Today, day 99 of the curfew, the Israeli military presence is at minimum. Schools forced the break of the curfew, normal life is picking up - with the exception of patrolled areas or occupied buildings.
At mid-day, an Israeli tank opened fire on a civilian car injuring two children, Dana and Amr Qanadilo. Dana, 3 years, was admitted into Rafidya hospital emergency room while her brother Amr, 2 years was rushed into the operating theatre in the same hospital. Eyewitnesses reported that the tank opened fire suddenly and randomly, for no reason whatsoever. There were no clashes taking place nor where the army in danger of any sort. Funny though, some people said children were lucky to be alive as if killing was an everyday event, which sadly is.
Why would an army soldier open fire on an innocent civilian family? If it were the army you are asking, they would probably claim that the car belonged to a terrorist, or the people in the car were armed – these are the probable replies Israel had gotten away with for a long time. But in reality, there must be other factors that bring any soldier to lift his machine gun, or the tank’s, aim and shoot at civilians; the soldiers had orders to shoot or the soldier that had pulled the trigger is mentally sick and in desperate need for psychological treatment. Whatever it is, the world is letting it pass as they have for a long time. Nothing explains shooting children in cold blood, not even when soldiers are not endangering their lives, which they weren’t.
Amid all this and while the Israel is besieging all Palestinians, killing them daily, demolishing their homes and burdening them with nightmares, one Palestinian or a group of them would take no more of the humiliation and endless wait for world intervention and strike back. The world would suddenly wake up and blame Palestinians for not taking advantage of the calm situation that’s been breaking a record and praise Israel for their competent policies. Palestinians become the terrorists and Israelis become the victims.
On the second anniversary of the Intifada, which I don’t want to celebrate again, I wish the world would not only watch, I wish they would monitor, detect, witness, study, examine and correct.

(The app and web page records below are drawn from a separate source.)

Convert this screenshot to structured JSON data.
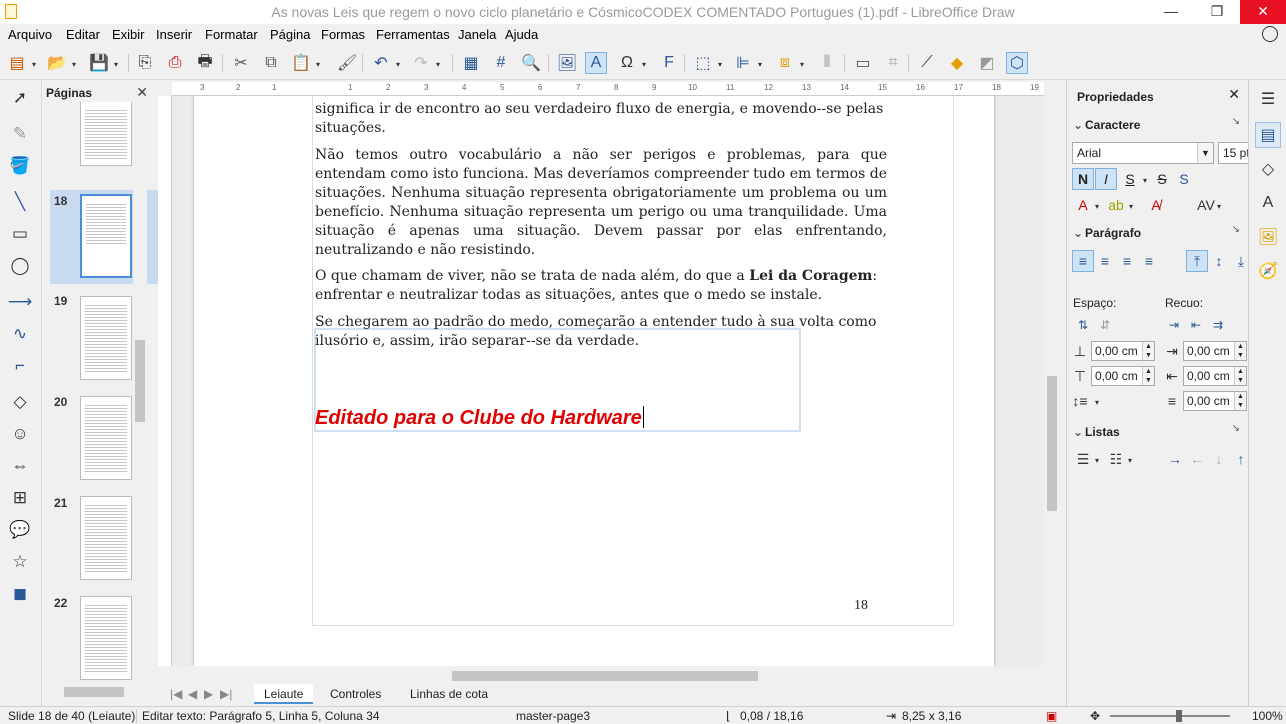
{
  "window": {
    "title": "As novas Leis que regem o novo ciclo planetário e CósmicoCODEX COMENTADO Portugues (1).pdf - LibreOffice Draw",
    "minimize": "—",
    "restore": "❐",
    "close": "✕"
  },
  "menu": [
    "Arquivo",
    "Editar",
    "Exibir",
    "Inserir",
    "Formatar",
    "Página",
    "Formas",
    "Ferramentas",
    "Janela",
    "Ajuda"
  ],
  "slide_pane": {
    "title": "Páginas",
    "close": "✕",
    "thumbnails": [
      "18",
      "19",
      "20",
      "21",
      "22"
    ],
    "active": "18"
  },
  "ruler": {
    "h_ticks": [
      "3",
      "2",
      "1",
      "1",
      "2",
      "3",
      "4",
      "5",
      "6",
      "7",
      "8",
      "9",
      "10",
      "11",
      "12",
      "13",
      "14",
      "15",
      "16",
      "17",
      "18",
      "19"
    ]
  },
  "document": {
    "paragraphs": [
      "significa ir de encontro ao seu verdadeiro fluxo de energia, e movendo--se pelas situações.",
      "Não temos outro vocabulário a não ser perigos e problemas, para que entendam como isto funciona. Mas deveríamos compreender tudo em termos de situações. Nenhuma situação representa obrigatoriamente um problema ou um benefício. Nenhuma situação representa um perigo ou uma tranquilidade. Uma situação é apenas uma situação. Devem passar por elas enfrentando, neutralizando e não resistindo.",
      "O que chamam de viver, não se trata de nada além, do que a",
      "Lei da Coragem",
      ": enfrentar e neutralizar todas as situações, antes que o medo se instale.",
      "Se chegarem ao padrão do medo, começarão a entender tudo à sua volta como ilusório e, assim, irão separar--se da verdade."
    ],
    "edited_text": "Editado para o Clube do  Hardware",
    "page_number": "18"
  },
  "tabs": [
    "Leiaute",
    "Controles",
    "Linhas de cota"
  ],
  "active_tab": "Leiaute",
  "sidebar": {
    "title": "Propriedades",
    "character": {
      "label": "Caractere",
      "font": "Arial",
      "size": "15 pt",
      "bold": "N",
      "italic": "I",
      "underline": "S",
      "strike": "S",
      "shadow": "S"
    },
    "paragraph": {
      "label": "Parágrafo",
      "spacing_label": "Espaço:",
      "indent_label": "Recuo:",
      "above": "0,00 cm",
      "below": "0,00 cm",
      "before": "0,00 cm",
      "after": "0,00 cm",
      "first": "0,00 cm"
    },
    "lists": {
      "label": "Listas"
    }
  },
  "status": {
    "slide": "Slide 18 de 40 (Leiaute)",
    "edit": "Editar texto: Parágrafo 5, Linha 5, Coluna 34",
    "master": "master-page3",
    "position": "0,08 / 18,16",
    "size": "8,25 x 3,16",
    "zoom": "100%"
  },
  "colors": {
    "accent": "#4a90d9",
    "edited_text": "#e00000",
    "close_button": "#e81123"
  }
}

After two hard years and 99 curfew days, we are not asking for much are we? It is a just peace we are after.
The world is watching, I wish they would do more.
Amer Abdelhadi is General Manager of Radio Tariq Al Mahabbeh, TMFM 97.7, in Nablus